TASK ITEM » Copy the records below exactly as they appear.

___ DATASET RECORDS ___

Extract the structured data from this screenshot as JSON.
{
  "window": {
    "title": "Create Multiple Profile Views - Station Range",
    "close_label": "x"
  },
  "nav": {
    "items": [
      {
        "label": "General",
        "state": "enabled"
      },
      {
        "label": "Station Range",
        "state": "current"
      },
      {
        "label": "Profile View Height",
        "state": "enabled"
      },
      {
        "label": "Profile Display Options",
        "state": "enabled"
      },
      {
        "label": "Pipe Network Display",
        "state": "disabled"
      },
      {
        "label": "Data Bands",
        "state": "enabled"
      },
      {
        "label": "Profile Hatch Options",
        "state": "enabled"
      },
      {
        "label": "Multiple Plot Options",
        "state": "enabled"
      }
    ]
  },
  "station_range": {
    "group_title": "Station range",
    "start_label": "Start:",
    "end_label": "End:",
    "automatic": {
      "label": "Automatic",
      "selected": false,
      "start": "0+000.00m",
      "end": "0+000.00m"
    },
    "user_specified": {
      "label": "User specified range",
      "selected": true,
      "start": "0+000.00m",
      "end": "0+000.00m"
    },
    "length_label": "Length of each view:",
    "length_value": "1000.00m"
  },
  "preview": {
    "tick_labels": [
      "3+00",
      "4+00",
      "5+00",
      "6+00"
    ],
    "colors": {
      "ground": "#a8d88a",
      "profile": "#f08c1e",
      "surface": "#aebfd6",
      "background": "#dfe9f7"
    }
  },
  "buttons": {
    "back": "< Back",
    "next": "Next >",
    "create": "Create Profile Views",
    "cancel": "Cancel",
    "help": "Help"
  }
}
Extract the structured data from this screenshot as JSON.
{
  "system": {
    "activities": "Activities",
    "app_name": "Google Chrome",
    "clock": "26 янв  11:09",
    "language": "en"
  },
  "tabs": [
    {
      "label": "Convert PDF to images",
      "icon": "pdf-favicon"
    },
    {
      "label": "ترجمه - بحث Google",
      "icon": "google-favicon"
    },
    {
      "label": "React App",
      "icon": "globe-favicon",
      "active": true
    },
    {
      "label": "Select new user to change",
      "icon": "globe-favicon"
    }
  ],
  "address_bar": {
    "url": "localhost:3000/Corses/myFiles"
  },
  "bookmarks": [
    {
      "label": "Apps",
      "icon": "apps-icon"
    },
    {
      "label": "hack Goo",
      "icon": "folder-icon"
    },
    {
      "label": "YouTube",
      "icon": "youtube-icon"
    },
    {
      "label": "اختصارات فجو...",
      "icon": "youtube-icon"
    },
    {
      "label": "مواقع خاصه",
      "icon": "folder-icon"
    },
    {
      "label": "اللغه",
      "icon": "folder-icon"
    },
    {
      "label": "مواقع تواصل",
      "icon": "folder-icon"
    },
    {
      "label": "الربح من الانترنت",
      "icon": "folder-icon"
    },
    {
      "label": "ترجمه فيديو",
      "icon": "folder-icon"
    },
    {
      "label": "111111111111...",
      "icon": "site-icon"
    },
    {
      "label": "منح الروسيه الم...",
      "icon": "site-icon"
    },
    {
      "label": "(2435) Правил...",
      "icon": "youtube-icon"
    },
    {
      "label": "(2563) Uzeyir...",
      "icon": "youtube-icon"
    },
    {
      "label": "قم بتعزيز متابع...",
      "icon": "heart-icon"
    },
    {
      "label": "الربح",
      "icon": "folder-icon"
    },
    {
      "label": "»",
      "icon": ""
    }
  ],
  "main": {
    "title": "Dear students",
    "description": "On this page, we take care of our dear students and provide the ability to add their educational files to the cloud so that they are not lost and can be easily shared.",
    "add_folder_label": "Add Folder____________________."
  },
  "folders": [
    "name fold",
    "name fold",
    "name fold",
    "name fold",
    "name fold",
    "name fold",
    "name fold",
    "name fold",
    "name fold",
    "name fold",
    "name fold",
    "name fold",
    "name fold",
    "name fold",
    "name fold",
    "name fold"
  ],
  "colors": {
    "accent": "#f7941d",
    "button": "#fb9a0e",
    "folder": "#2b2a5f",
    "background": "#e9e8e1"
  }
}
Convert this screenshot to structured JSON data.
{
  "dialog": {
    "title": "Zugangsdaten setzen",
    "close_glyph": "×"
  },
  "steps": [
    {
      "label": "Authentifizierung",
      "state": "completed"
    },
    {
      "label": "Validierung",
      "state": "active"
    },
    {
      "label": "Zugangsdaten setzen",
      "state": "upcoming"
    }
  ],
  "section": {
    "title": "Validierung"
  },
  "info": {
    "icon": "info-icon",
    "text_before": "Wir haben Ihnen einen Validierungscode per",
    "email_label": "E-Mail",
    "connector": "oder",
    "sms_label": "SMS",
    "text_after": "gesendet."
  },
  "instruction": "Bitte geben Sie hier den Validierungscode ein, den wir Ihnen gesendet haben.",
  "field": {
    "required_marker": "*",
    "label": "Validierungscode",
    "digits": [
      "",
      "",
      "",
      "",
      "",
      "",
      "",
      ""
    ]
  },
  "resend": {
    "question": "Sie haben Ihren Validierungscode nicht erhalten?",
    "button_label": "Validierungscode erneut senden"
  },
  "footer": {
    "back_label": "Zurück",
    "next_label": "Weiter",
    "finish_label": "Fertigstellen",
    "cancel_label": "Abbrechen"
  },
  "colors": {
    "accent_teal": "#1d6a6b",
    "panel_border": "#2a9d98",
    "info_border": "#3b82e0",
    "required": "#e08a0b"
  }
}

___

EXERCISE SOLUTION »
Extract the structured data from this screenshot as JSON.
{
  "window": {
    "title": "Create Multiple Profile Views - Station Range",
    "close_label": "x"
  },
  "nav": {
    "items": [
      {
        "label": "General",
        "state": "enabled"
      },
      {
        "label": "Station Range",
        "state": "current"
      },
      {
        "label": "Profile View Height",
        "state": "enabled"
      },
      {
        "label": "Profile Display Options",
        "state": "enabled"
      },
      {
        "label": "Pipe Network Display",
        "state": "disabled"
      },
      {
        "label": "Data Bands",
        "state": "enabled"
      },
      {
        "label": "Profile Hatch Options",
        "state": "enabled"
      },
      {
        "label": "Multiple Plot Options",
        "state": "enabled"
      }
    ]
  },
  "station_range": {
    "group_title": "Station range",
    "start_label": "Start:",
    "end_label": "End:",
    "automatic": {
      "label": "Automatic",
      "selected": false,
      "start": "0+000.00m",
      "end": "0+000.00m"
    },
    "user_specified": {
      "label": "User specified range",
      "selected": true,
      "start": "0+000.00m",
      "end": "0+000.00m"
    },
    "length_label": "Length of each view:",
    "length_value": "1000.00m"
  },
  "preview": {
    "tick_labels": [
      "3+00",
      "4+00",
      "5+00",
      "6+00"
    ],
    "colors": {
      "ground": "#a8d88a",
      "profile": "#f08c1e",
      "surface": "#aebfd6",
      "background": "#dfe9f7"
    }
  },
  "buttons": {
    "back": "< Back",
    "next": "Next >",
    "create": "Create Profile Views",
    "cancel": "Cancel",
    "help": "Help"
  }
}
Extract the structured data from this screenshot as JSON.
{
  "system": {
    "activities": "Activities",
    "app_name": "Google Chrome",
    "clock": "26 янв  11:09",
    "language": "en"
  },
  "tabs": [
    {
      "label": "Convert PDF to images",
      "icon": "pdf-favicon"
    },
    {
      "label": "ترجمه - بحث Google",
      "icon": "google-favicon"
    },
    {
      "label": "React App",
      "icon": "globe-favicon",
      "active": true
    },
    {
      "label": "Select new user to change",
      "icon": "globe-favicon"
    }
  ],
  "address_bar": {
    "url": "localhost:3000/Corses/myFiles"
  },
  "bookmarks": [
    {
      "label": "Apps",
      "icon": "apps-icon"
    },
    {
      "label": "hack Goo",
      "icon": "folder-icon"
    },
    {
      "label": "YouTube",
      "icon": "youtube-icon"
    },
    {
      "label": "اختصارات فجو...",
      "icon": "youtube-icon"
    },
    {
      "label": "مواقع خاصه",
      "icon": "folder-icon"
    },
    {
      "label": "اللغه",
      "icon": "folder-icon"
    },
    {
      "label": "مواقع تواصل",
      "icon": "folder-icon"
    },
    {
      "label": "الربح من الانترنت",
      "icon": "folder-icon"
    },
    {
      "label": "ترجمه فيديو",
      "icon": "folder-icon"
    },
    {
      "label": "111111111111...",
      "icon": "site-icon"
    },
    {
      "label": "منح الروسيه الم...",
      "icon": "site-icon"
    },
    {
      "label": "(2435) Правил...",
      "icon": "youtube-icon"
    },
    {
      "label": "(2563) Uzeyir...",
      "icon": "youtube-icon"
    },
    {
      "label": "قم بتعزيز متابع...",
      "icon": "heart-icon"
    },
    {
      "label": "الربح",
      "icon": "folder-icon"
    },
    {
      "label": "»",
      "icon": ""
    }
  ],
  "main": {
    "title": "Dear students",
    "description": "On this page, we take care of our dear students and provide the ability to add their educational files to the cloud so that they are not lost and can be easily shared.",
    "add_folder_label": "Add Folder____________________."
  },
  "folders": [
    "name fold",
    "name fold",
    "name fold",
    "name fold",
    "name fold",
    "name fold",
    "name fold",
    "name fold",
    "name fold",
    "name fold",
    "name fold",
    "name fold",
    "name fold",
    "name fold",
    "name fold",
    "name fold"
  ],
  "colors": {
    "accent": "#f7941d",
    "button": "#fb9a0e",
    "folder": "#2b2a5f",
    "background": "#e9e8e1"
  }
}
Convert this screenshot to structured JSON data.
{
  "dialog": {
    "title": "Zugangsdaten setzen",
    "close_glyph": "×"
  },
  "steps": [
    {
      "label": "Authentifizierung",
      "state": "completed"
    },
    {
      "label": "Validierung",
      "state": "active"
    },
    {
      "label": "Zugangsdaten setzen",
      "state": "upcoming"
    }
  ],
  "section": {
    "title": "Validierung"
  },
  "info": {
    "icon": "info-icon",
    "text_before": "Wir haben Ihnen einen Validierungscode per",
    "email_label": "E-Mail",
    "connector": "oder",
    "sms_label": "SMS",
    "text_after": "gesendet."
  },
  "instruction": "Bitte geben Sie hier den Validierungscode ein, den wir Ihnen gesendet haben.",
  "field": {
    "required_marker": "*",
    "label": "Validierungscode",
    "digits": [
      "",
      "",
      "",
      "",
      "",
      "",
      "",
      ""
    ]
  },
  "resend": {
    "question": "Sie haben Ihren Validierungscode nicht erhalten?",
    "button_label": "Validierungscode erneut senden"
  },
  "footer": {
    "back_label": "Zurück",
    "next_label": "Weiter",
    "finish_label": "Fertigstellen",
    "cancel_label": "Abbrechen"
  },
  "colors": {
    "accent_teal": "#1d6a6b",
    "panel_border": "#2a9d98",
    "info_border": "#3b82e0",
    "required": "#e08a0b"
  }
}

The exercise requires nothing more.